Saturday, March 15, 2014

1991 Upper Deck Football Box Break

This is the third of four boxes of cards I picked up earlier this month at a local card show.  I'm a big fan of the early Upper Deck offerings so I was definitely looking forward to this box.  To the left were three of my favorites.  Bob Golic just screams football player in this photo, Cortez Kennedy introduces himself to a Patriots running back, and Jim Harbaugh is on the business end of a Leon Seals hit.  Great photos which is something I saw throughout this break. 

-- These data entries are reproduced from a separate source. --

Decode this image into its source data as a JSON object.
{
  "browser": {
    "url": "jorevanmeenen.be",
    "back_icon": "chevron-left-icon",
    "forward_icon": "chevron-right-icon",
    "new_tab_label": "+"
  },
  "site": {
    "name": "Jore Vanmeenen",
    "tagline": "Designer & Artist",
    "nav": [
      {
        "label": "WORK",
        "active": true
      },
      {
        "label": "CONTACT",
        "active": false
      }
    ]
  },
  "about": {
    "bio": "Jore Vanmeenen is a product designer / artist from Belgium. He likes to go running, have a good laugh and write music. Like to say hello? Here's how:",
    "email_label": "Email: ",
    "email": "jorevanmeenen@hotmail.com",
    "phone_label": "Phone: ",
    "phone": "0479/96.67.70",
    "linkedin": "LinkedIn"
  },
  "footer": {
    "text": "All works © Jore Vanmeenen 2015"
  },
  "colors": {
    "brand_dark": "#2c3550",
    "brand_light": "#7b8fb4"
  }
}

To the box itself.  The box only cost me five dollars so this was definitely a win!  There were 36 packs in the box with 12 cards per pack for a total of 432 cards.  I received two of the Joe Namath Football Heroes set.  Nice cards and at that time retired players were not common in sets so this was a big deal.  The other insert I received was a Marion Butts hologram game breaker card.  The cards were both low and high series cards though the box was labeled "High Numbers".  With both high and low series cards you'd see things such as me pulling the Alvin Harper Star Rookie card (#24) and the Alvin Harper Rookie Force (#634) cards.  The first had Harper in his Tennessee Volunteers uniform and the second had him in his Cowboys uniform.  I liked getting the different cards of the same player in that manner.  My favorite pull of high-low series instances was getting Roger Craig in his 49ers (low) and then his Raiders (high) uniform.  Nice job by Upper Deck.  Team checklists have art of one of the team's players on the front.  I really liked this about Upper Deck who did this throughout their cards in the various sports.  I also mentioned the different rookie cards.  There was also Team MVP cards of the team's "MVP".  As with the rookie cards the logo (MVP, Rookie Force, etc) takes the place of the "football" in the lower right corner which keeps it from interfering with the photo. 

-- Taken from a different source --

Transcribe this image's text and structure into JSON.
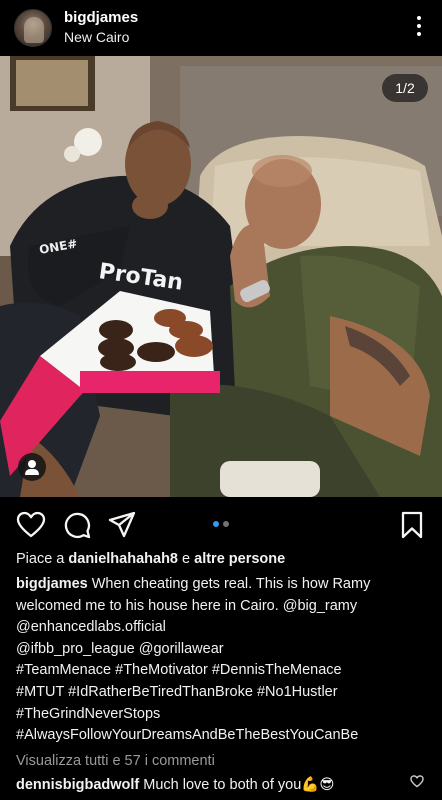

Howie Long With Kansas City Royal Great George Brett
The cards themselves come in both portrait and landscape views.  The Upper Deck logo with the year of the set are in the upper left hand corner.  A secondary team colored border runs down the left of and bottom of the card with a second team color also running below that at the bottom.  The two lines at the bottom end up curving into a football shape at the bottom right of the card with the team logo in the middle.  I like this.  It is a subtle thing but looks great on the card.  The player's name is in the bottom left in the second border color and the player's position is just to the left of the "football" again in the second colored border on the bottom.  Overall a good looking card with lots of room for the photo which is the main focus of the fronts of these cards.

Jim Everett is point at a guy who called him Chris...oh that was Jim Rome...

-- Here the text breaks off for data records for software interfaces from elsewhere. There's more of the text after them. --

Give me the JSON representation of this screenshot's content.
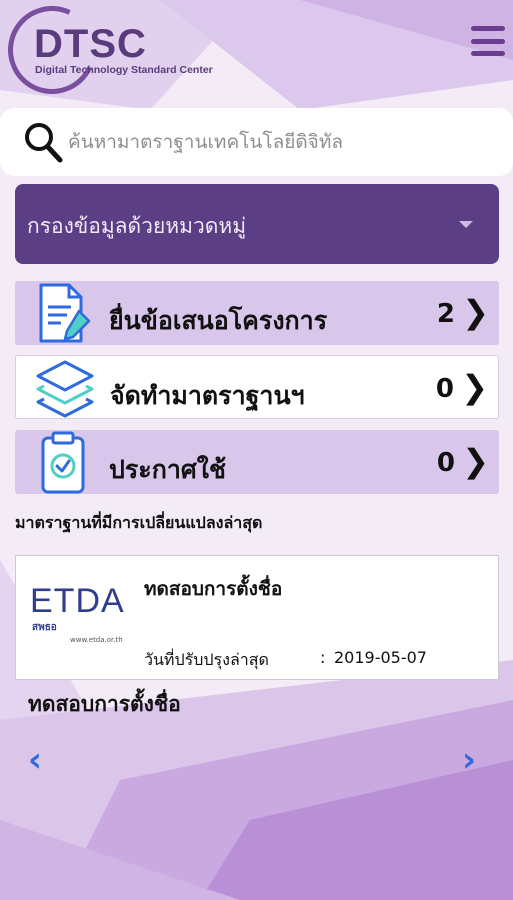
{
  "header": {
    "logo_title": "DTSC",
    "logo_subtitle": "Digital Technology Standard Center",
    "menu_icon": "hamburger-menu-icon"
  },
  "search": {
    "placeholder": "ค้นหามาตราฐานเทคโนโลยีดิจิทัล",
    "value": "",
    "icon": "search-icon"
  },
  "filter": {
    "label": "กรองข้อมูลด้วยหมวดหมู่",
    "icon": "caret-down-icon"
  },
  "stages": [
    {
      "label": "ยื่นข้อเสนอโครงการ",
      "count": "2",
      "chevron": "❯",
      "icon": "document-edit-icon"
    },
    {
      "label": "จัดทำมาตราฐานฯ",
      "count": "0",
      "chevron": "❯",
      "icon": "layers-icon"
    },
    {
      "label": "ประกาศใช้",
      "count": "0",
      "chevron": "❯",
      "icon": "clipboard-check-icon"
    }
  ],
  "recent": {
    "section_title": "มาตราฐานที่มีการเปลี่ยนแปลงล่าสุด",
    "card": {
      "logo_text": "ETDA",
      "logo_thai": "สพธอ",
      "logo_url": "www.etda.or.th",
      "title": "ทดสอบการตั้งชื่อ",
      "date_label": "วันที่ปรับปรุงล่าสุด",
      "date_separator": ":",
      "date_value": "2019-05-07"
    },
    "below_title": "ทดสอบการตั้งชื่อ",
    "prev_label": "‹",
    "next_label": "›"
  },
  "colors": {
    "accent": "#5b3e84",
    "row_highlight": "#d8c7ea",
    "nav_arrow": "#2f6bdc",
    "etda_blue": "#2f3d8c"
  }
}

The back of the cards are done in landscape though the card number, Upper Deck logo, Team NFL logo, NFLPA logo, and player's position and number are positioned in portrait. 
At the top is a blue bordered area with the player's name in red, team, Ht., Wt. College, birthdate and where born.  To the right of that information is the player's stats for the last five seasons.  Standard stats which are fine but you don't get the games played for each season.  Important when putting stat totals in perspective.  That is my only complaint there.  At the bottom is a color photo different from the one on the front of the card.  They range from action shots, to standing, sitting or even the random photos as depicted above on the Vance Johnson card.  The photos are the same quality as the front which makes the back really pop.

I was definitely that guy who loved Upper Deck when it came out in the 90's.  The better card stock, great photos, white backgrounds and really different card designs made them a hit with me and of course many others.  They were definitely the golden boys for a time.  So picking this box up at such a great price was a no brainer.  The cards themselves definitely have a fond place in my collecting memory. The fun of opening all those packs and reliving those memories from 20 plus years ago was great. 

No comments:

Post a Comment